"I am very clear-eyed about the hurdles to finally closing Guantanamo. The politics of this are tough. If it were easy, it would have happened years ago," Mr. Obama said. "But given the stakes involved for our security this plan deserves fair hearing. Even in an election year we should be able to have an open, honest good faith dialogue about how to ensure our national security."
"Let us do what is right for America," he added.
On Tuesday, the Pentagon formally submitted a plan to Congress to close the detention facility by continuing to transfer approved detainees abroad and moving the remainder to a facility in the United States -- a concept that faced stiff opposition in Congress even before the White House released made it public.
The plan contains four central components: Continue to transfer abroad those detainees who have already been approved for release; speed up the process of reviewing the remaining detainees to determine whether they must remain detained indefinitely; identify and improve legal tools to deal with the detainees who cannot be released; and work with Congress to find a location in the U.S. to house the remaining detainees who cannot be released because they pose an imminent threat to the U.S.
"I think a lot of the American public are worried about terrorism and in their mind the notion of having terrorists held in the United States rather than in some distant place can be scary. But part of my message to the American people is we're already holding a bunch of really dangerous terrorists in the United States because we threw the book at them and there have been no incidents. We've managed it just fine," Mr. Obama said Tuesday.
The president pledged to close the prison during his 2008 campaign for president and said last year that if he could go back to the start of his presidency, "I would've closed Guantanamo on the first day."
He has long argued that Guantanamo Bay is inconsistent with U.S. values, provides a valuable recruiting tool for terrorists, causes friction with U.S. allies and is a huge cost burden.
Senior administration officials who briefed reporters on the plan were optimistic that 35 of the 91 prisoners that remain there -- mostly Yemeni nationals -- could be transferred abroad in the next several months, CBS News State Department Correspondent Margaret Brennan reports. Fewer than 60 remaining prisoners would be transferred to the U.S., 46 of whom would be screened by the Periodic Review Board for potential release. Ten prisoners are already in the military commission process, and the administration plans to work with Congress to find a location in the U.S. to securely hold detainees who would be subject to military court trial.

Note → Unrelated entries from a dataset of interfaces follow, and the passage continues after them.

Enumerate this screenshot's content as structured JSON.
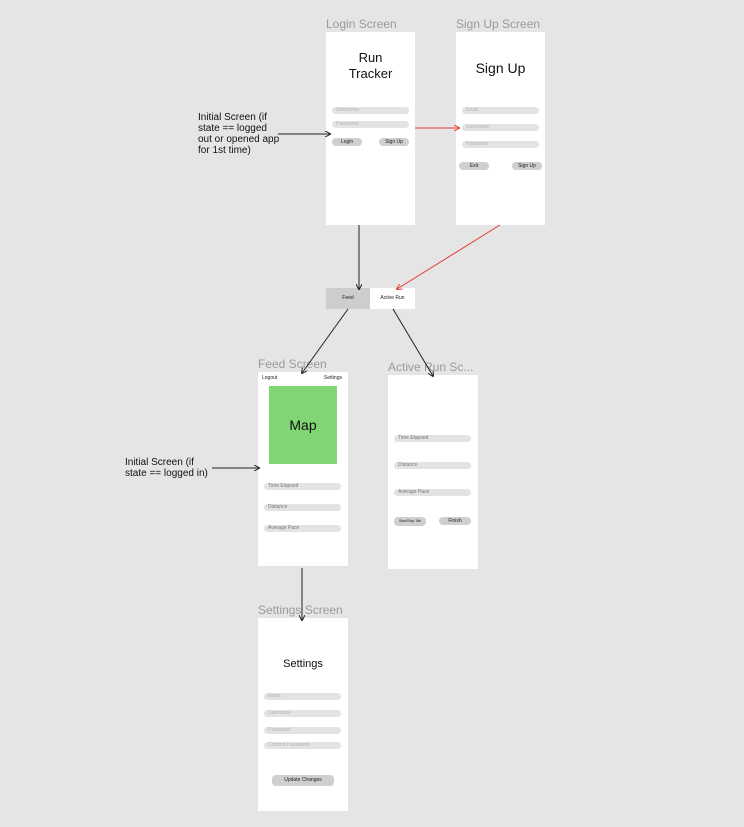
{
  "frames": {
    "login": {
      "label": "Login Screen",
      "title_line1": "Run",
      "title_line2": "Tracker",
      "username_placeholder": "Username",
      "password_placeholder": "Password",
      "login_label": "Login",
      "signup_label": "Sign Up"
    },
    "signup": {
      "label": "Sign Up Screen",
      "title": "Sign Up",
      "email_placeholder": "Email",
      "username_placeholder": "Username",
      "password_placeholder": "Password",
      "exit_label": "Exit",
      "signup_label": "Sign Up"
    },
    "tabbar": {
      "feed_label": "Feed",
      "active_run_label": "Active Run"
    },
    "feed": {
      "label": "Feed Screen",
      "logout_label": "Logout",
      "settings_label": "Settings",
      "map_label": "Map",
      "map_color": "#7fd672",
      "time_elapsed": "Time Elapsed",
      "distance": "Distance",
      "average_pace": "Average Pace"
    },
    "active_run": {
      "label": "Active Run Sc...",
      "time_elapsed": "Time Elapsed",
      "distance": "Distance",
      "average_pace": "Average Pace",
      "start_stop_label": "Start/Stop Tab",
      "finish_label": "Finish"
    },
    "settings": {
      "label": "Settings Screen",
      "title": "Settings",
      "email_placeholder": "Email",
      "username_placeholder": "Username",
      "password_placeholder": "Password",
      "confirm_password_placeholder": "Confirm Password",
      "update_label": "Update Changes"
    }
  },
  "notes": {
    "initial_logged_out": "Initial Screen (if state == logged out or opened app for 1st time)",
    "initial_logged_in": "Initial Screen (if state == logged in)"
  },
  "colors": {
    "background": "#e5e5e5",
    "arrow_black": "#222222",
    "arrow_red": "#e53935"
  }
}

The Defense Department estimates it will cost between $290 and $475 million to set up these facilities, up to $85 million less per year than keeping Guantanamo open.

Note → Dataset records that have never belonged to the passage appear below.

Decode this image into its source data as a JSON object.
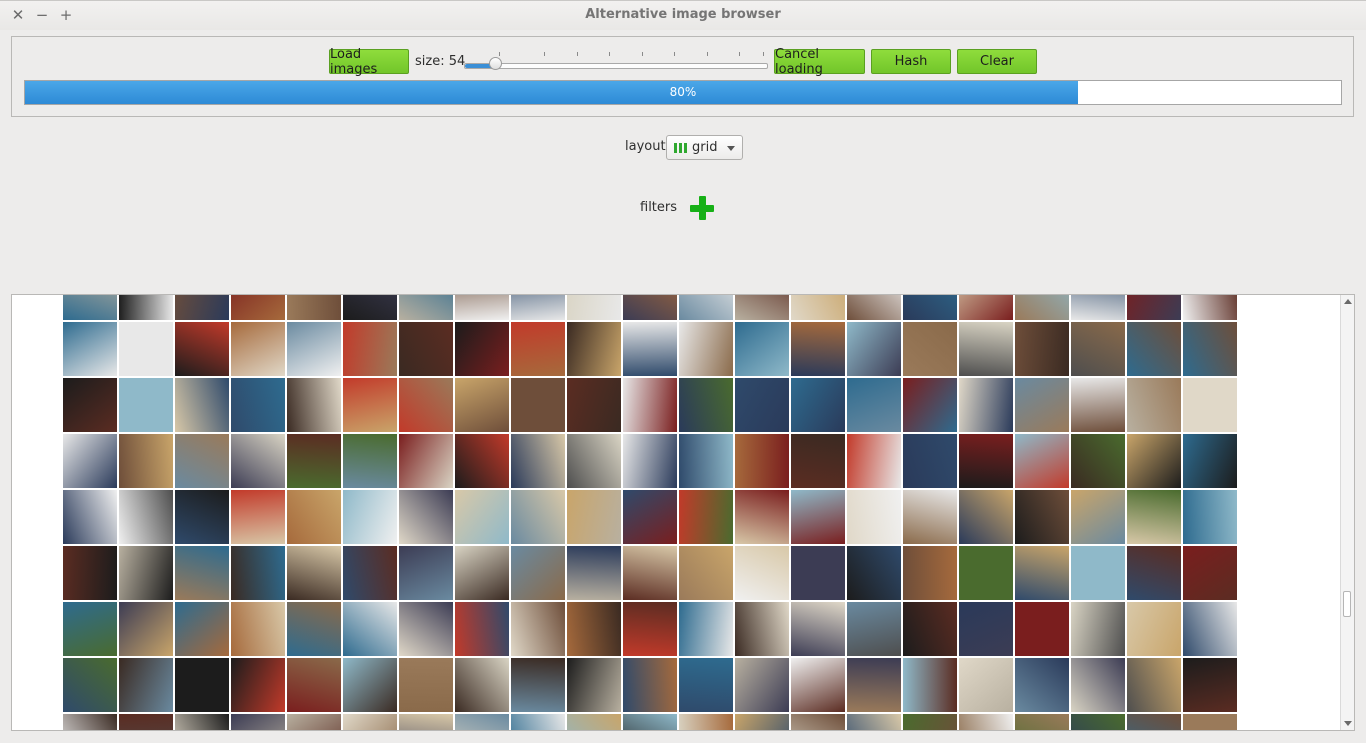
{
  "window": {
    "title": "Alternative image browser",
    "close_glyph": "✕",
    "minimize_glyph": "−",
    "maximize_glyph": "+"
  },
  "toolbar": {
    "load_label": "Load images",
    "size_label": "size: 54",
    "size_value": 54,
    "cancel_label": "Cancel loading",
    "hash_label": "Hash",
    "clear_label": "Clear",
    "accent": "#7ccf32"
  },
  "progress": {
    "value": 0.8,
    "text": "80%",
    "color": "#3498db"
  },
  "layout": {
    "label": "layout",
    "selected": "grid",
    "icon": "grid-icon"
  },
  "filters": {
    "label": "filters",
    "add_icon": "plus-icon"
  },
  "gallery": {
    "columns": 21,
    "rows": 8,
    "palette": [
      "#3a2a22",
      "#6e4e3a",
      "#2f4a6b",
      "#8fb9c9",
      "#d9d4c4",
      "#1c1c1c",
      "#a66a3c",
      "#5b2c22",
      "#c9a56a",
      "#7a1e1e",
      "#e8e8e8",
      "#2e6b8f",
      "#4a6b2e",
      "#b8b0a0",
      "#d8c8a8",
      "#9a7a5a",
      "#3c3c54",
      "#c23a2a",
      "#e0d8c8",
      "#4e4e4e",
      "#8a6a4a",
      "#2a3a5a",
      "#f0f0f0",
      "#6a8aa0"
    ]
  }
}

When he spoke Tuesday, Mr. Obama noted that former President Bush wanted to close the facility, as did 2008 Republican presidential nominee John McCain. But he acknowledged that opposition to closing the prison remains high, in part because of "fears of the public that have been fanned oftentimes by misinformation."
Yet the president's statement was greeted almost immediately with a rejection from House Speaker Paul Ryan, R-Wisconsin.

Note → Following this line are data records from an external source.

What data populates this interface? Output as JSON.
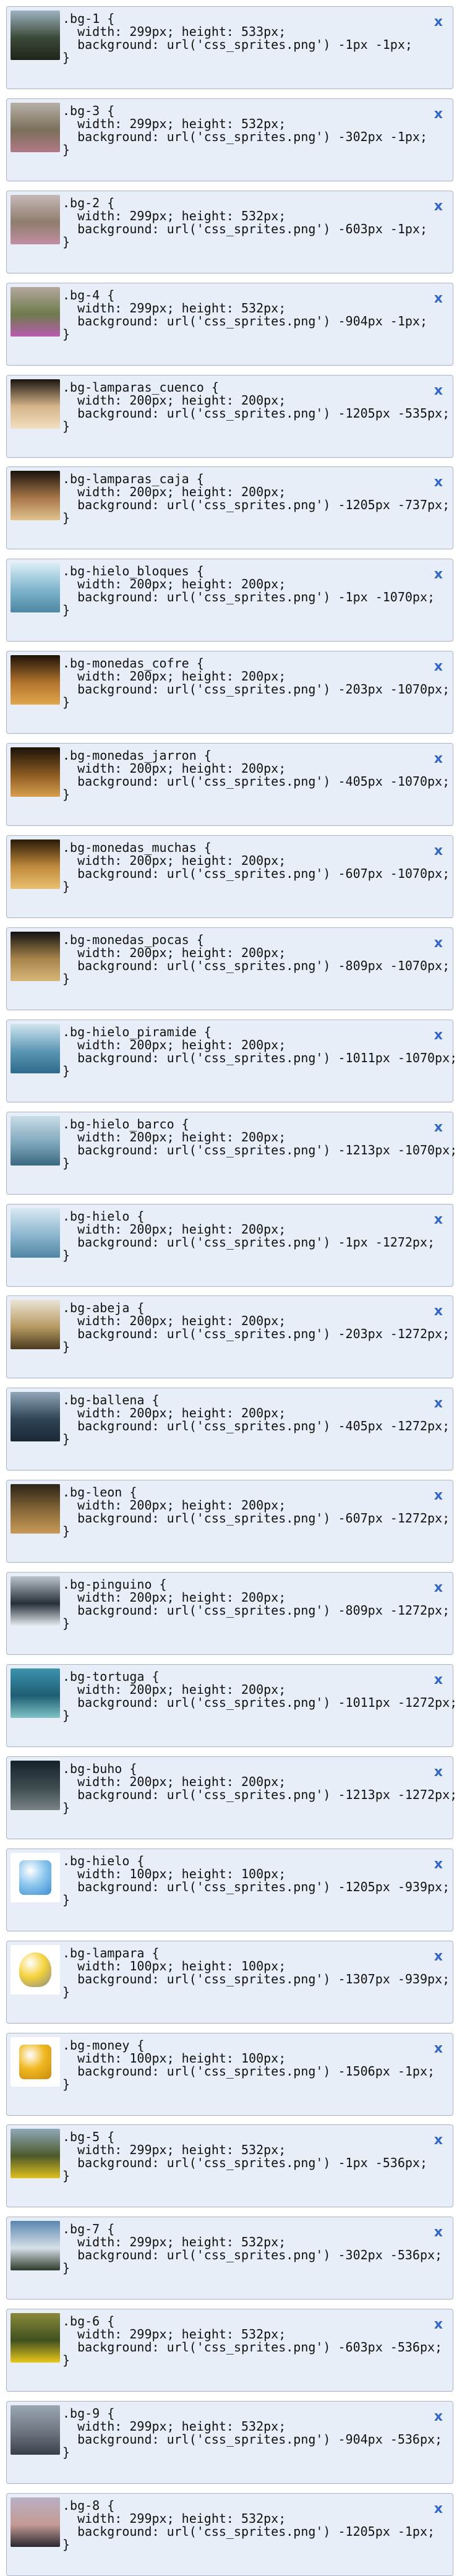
{
  "close_label": "x",
  "items": [
    {
      "selector": ".bg-1 {",
      "line1": "  width: 299px; height: 533px;",
      "line2": "  background: url('css_sprites.png') -1px -1px;",
      "close": "}",
      "thumb": "landscape-field",
      "colors": [
        "#9db3c2",
        "#3c4a38",
        "#1e2418"
      ]
    },
    {
      "selector": ".bg-3 {",
      "line1": "  width: 299px; height: 532px;",
      "line2": "  background: url('css_sprites.png') -302px -1px;",
      "close": "}",
      "thumb": "flower-meadow",
      "colors": [
        "#b6b0a6",
        "#7b6f5a",
        "#b07a86"
      ]
    },
    {
      "selector": ".bg-2 {",
      "line1": "  width: 299px; height: 532px;",
      "line2": "  background: url('css_sprites.png') -603px -1px;",
      "close": "}",
      "thumb": "flower-meadow",
      "colors": [
        "#c7b8b8",
        "#8f7d6e",
        "#c28ea2"
      ]
    },
    {
      "selector": ".bg-4 {",
      "line1": "  width: 299px; height: 532px;",
      "line2": "  background: url('css_sprites.png') -904px -1px;",
      "close": "}",
      "thumb": "thistle-flower",
      "colors": [
        "#b3a89d",
        "#6e7a4c",
        "#b85cae"
      ]
    },
    {
      "selector": ".bg-lamparas_cuenco {",
      "line1": "  width: 200px; height: 200px;",
      "line2": "  background: url('css_sprites.png') -1205px -535px;",
      "close": "}",
      "thumb": "bowl-lamps",
      "colors": [
        "#1a1510",
        "#d6b58a",
        "#f2e0c0"
      ]
    },
    {
      "selector": ".bg-lamparas_caja {",
      "line1": "  width: 200px; height: 200px;",
      "line2": "  background: url('css_sprites.png') -1205px -737px;",
      "close": "}",
      "thumb": "box-lamps",
      "colors": [
        "#1a130c",
        "#a8774a",
        "#e2c28e"
      ]
    },
    {
      "selector": ".bg-hielo_bloques {",
      "line1": "  width: 200px; height: 200px;",
      "line2": "  background: url('css_sprites.png') -1px -1070px;",
      "close": "}",
      "thumb": "ice-blocks",
      "colors": [
        "#d9eef6",
        "#7fb4cc",
        "#4c87a3"
      ]
    },
    {
      "selector": ".bg-monedas_cofre {",
      "line1": "  width: 200px; height: 200px;",
      "line2": "  background: url('css_sprites.png') -203px -1070px;",
      "close": "}",
      "thumb": "coins-chest",
      "colors": [
        "#1c1208",
        "#b2732c",
        "#e2a64e"
      ]
    },
    {
      "selector": ".bg-monedas_jarron {",
      "line1": "  width: 200px; height: 200px;",
      "line2": "  background: url('css_sprites.png') -405px -1070px;",
      "close": "}",
      "thumb": "coins-jar",
      "colors": [
        "#1a1208",
        "#8c5a22",
        "#d8a04c"
      ]
    },
    {
      "selector": ".bg-monedas_muchas {",
      "line1": "  width: 200px; height: 200px;",
      "line2": "  background: url('css_sprites.png') -607px -1070px;",
      "close": "}",
      "thumb": "many-coins",
      "colors": [
        "#2a1a08",
        "#c08a3c",
        "#e8c070"
      ]
    },
    {
      "selector": ".bg-monedas_pocas {",
      "line1": "  width: 200px; height: 200px;",
      "line2": "  background: url('css_sprites.png') -809px -1070px;",
      "close": "}",
      "thumb": "few-coins",
      "colors": [
        "#121212",
        "#a8844a",
        "#d8b67a"
      ]
    },
    {
      "selector": ".bg-hielo_piramide {",
      "line1": "  width: 200px; height: 200px;",
      "line2": "  background: url('css_sprites.png') -1011px -1070px;",
      "close": "}",
      "thumb": "ice-pyramid",
      "colors": [
        "#cfe6ef",
        "#5c97b4",
        "#2e6a8c"
      ]
    },
    {
      "selector": ".bg-hielo_barco {",
      "line1": "  width: 200px; height: 200px;",
      "line2": "  background: url('css_sprites.png') -1213px -1070px;",
      "close": "}",
      "thumb": "ice-boat",
      "colors": [
        "#c8dde8",
        "#7ea6bb",
        "#3b6880"
      ]
    },
    {
      "selector": ".bg-hielo {",
      "line1": "  width: 200px; height: 200px;",
      "line2": "  background: url('css_sprites.png') -1px -1272px;",
      "close": "}",
      "thumb": "ice-cube",
      "colors": [
        "#d6e8f3",
        "#8bb6cf",
        "#4f86a5"
      ]
    },
    {
      "selector": ".bg-abeja {",
      "line1": "  width: 200px; height: 200px;",
      "line2": "  background: url('css_sprites.png') -203px -1272px;",
      "close": "}",
      "thumb": "bee",
      "colors": [
        "#eae4d6",
        "#b79a62",
        "#4a3a1e"
      ]
    },
    {
      "selector": ".bg-ballena {",
      "line1": "  width: 200px; height: 200px;",
      "line2": "  background: url('css_sprites.png') -405px -1272px;",
      "close": "}",
      "thumb": "whale",
      "colors": [
        "#8fa6b8",
        "#2f4557",
        "#1b2734"
      ]
    },
    {
      "selector": ".bg-leon {",
      "line1": "  width: 200px; height: 200px;",
      "line2": "  background: url('css_sprites.png') -607px -1272px;",
      "close": "}",
      "thumb": "lion",
      "colors": [
        "#2c2418",
        "#8c6a3a",
        "#c99a58"
      ]
    },
    {
      "selector": ".bg-pinguino {",
      "line1": "  width: 200px; height: 200px;",
      "line2": "  background: url('css_sprites.png') -809px -1272px;",
      "close": "}",
      "thumb": "penguin",
      "colors": [
        "#b9c4cc",
        "#263038",
        "#e6ebef"
      ]
    },
    {
      "selector": ".bg-tortuga {",
      "line1": "  width: 200px; height: 200px;",
      "line2": "  background: url('css_sprites.png') -1011px -1272px;",
      "close": "}",
      "thumb": "turtle",
      "colors": [
        "#3c93ae",
        "#1e5e74",
        "#7fc4c6"
      ]
    },
    {
      "selector": ".bg-buho {",
      "line1": "  width: 200px; height: 200px;",
      "line2": "  background: url('css_sprites.png') -1213px -1272px;",
      "close": "}",
      "thumb": "owl",
      "colors": [
        "#16222a",
        "#3e4c50",
        "#7a8486"
      ]
    },
    {
      "selector": ".bg-hielo {",
      "line1": "  width: 100px; height: 100px;",
      "line2": "  background: url('css_sprites.png') -1205px -939px;",
      "close": "}",
      "thumb": "ice-cube-icon",
      "colors": [
        "#ffffff",
        "#8fc8ee",
        "#3a8fd0"
      ]
    },
    {
      "selector": ".bg-lampara {",
      "line1": "  width: 100px; height: 100px;",
      "line2": "  background: url('css_sprites.png') -1307px -939px;",
      "close": "}",
      "thumb": "light-bulb-icon",
      "colors": [
        "#ffffff",
        "#f5d23a",
        "#8a8a8a"
      ]
    },
    {
      "selector": ".bg-money {",
      "line1": "  width: 100px; height: 100px;",
      "line2": "  background: url('css_sprites.png') -1506px -1px;",
      "close": "}",
      "thumb": "coin-stack-icon",
      "colors": [
        "#ffffff",
        "#f0b820",
        "#c98a10"
      ]
    },
    {
      "selector": ".bg-5 {",
      "line1": "  width: 299px; height: 532px;",
      "line2": "  background: url('css_sprites.png') -1px -536px;",
      "close": "}",
      "thumb": "yellow-flowers",
      "colors": [
        "#8fa8b8",
        "#4c5a2a",
        "#e0c020"
      ]
    },
    {
      "selector": ".bg-7 {",
      "line1": "  width: 299px; height: 532px;",
      "line2": "  background: url('css_sprites.png') -302px -536px;",
      "close": "}",
      "thumb": "coast-landscape",
      "colors": [
        "#5a86b0",
        "#d6e0e8",
        "#2c3a2a"
      ]
    },
    {
      "selector": ".bg-6 {",
      "line1": "  width: 299px; height: 532px;",
      "line2": "  background: url('css_sprites.png') -603px -536px;",
      "close": "}",
      "thumb": "yellow-flowers",
      "colors": [
        "#8a8a3a",
        "#405020",
        "#e8c818"
      ]
    },
    {
      "selector": ".bg-9 {",
      "line1": "  width: 299px; height: 532px;",
      "line2": "  background: url('css_sprites.png') -904px -536px;",
      "close": "}",
      "thumb": "foggy-landscape",
      "colors": [
        "#9aa6b4",
        "#6c7480",
        "#3a4048"
      ]
    },
    {
      "selector": ".bg-8 {",
      "line1": "  width: 299px; height: 532px;",
      "line2": "  background: url('css_sprites.png') -1205px -1px;",
      "close": "}",
      "thumb": "sunset-landscape",
      "colors": [
        "#b8b0c4",
        "#c49a94",
        "#2a2830"
      ]
    }
  ]
}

"His proposal fails to provide critical details required by law, including the exact cost and location of an alternate detention facility," Ryan said in a statement. "Congress has left no room for confusion. It is against the law -- and it will stay against the law -- to transfer terrorist detainees to American soil. We will not jeopardize our national security over a campaign promise."
Last month, Congress passed a $607 billion defense policy bill that bars the president from transferring any of the remaining detainees to the U.S. Mr. Obama signed the bill, but he included a signing statement warning that, "Under certain circumstances, the provisions in this bill concerning detainee transfers would violate constitutional separation of powers principles."
The administration's plan purposefully does not identify a specific location to house the detainees and instead proposes working with Congress to find one. The Pentagon mentions 13 potential facilities in its proposal but surveyed even more than that.
In an interview Tuesday on WMAL Radio, House Armed Services Committee Chairman Rep. Mac Thornberry, R-Texas, said he was at least willing to hold a hearing on the president's plan.
But after the plan was released he said that would be "impossible" because the White House had withheld "critical details."
"Among the information missing is the proposed location for a new detention facility. More than seven years after he first ordered the detention center at GTMO closed, I find it telling that the White House has either failed to work out these important details or they know, but refuse to disclose them, to the American public. It suggests to me that the President is more interested in fulfilling a campaign promise at any cost, than in transparently addressing the risk associated with bringing terrorists to the United States," Thornberry said.
Additionally, Republican Sens. Richard Burr of North Carolina, Kelly Ayotte of New Hampshire, Tom Cotton of Arkansas and Marco Rubio of Florida -- who is also running for the Republican nomination -- introduced a bill Monday requiring the president to get congressional approval to modify, terminate, abandon or transfer the lease of the land that currently contains Naval Station Guantanamo Bay.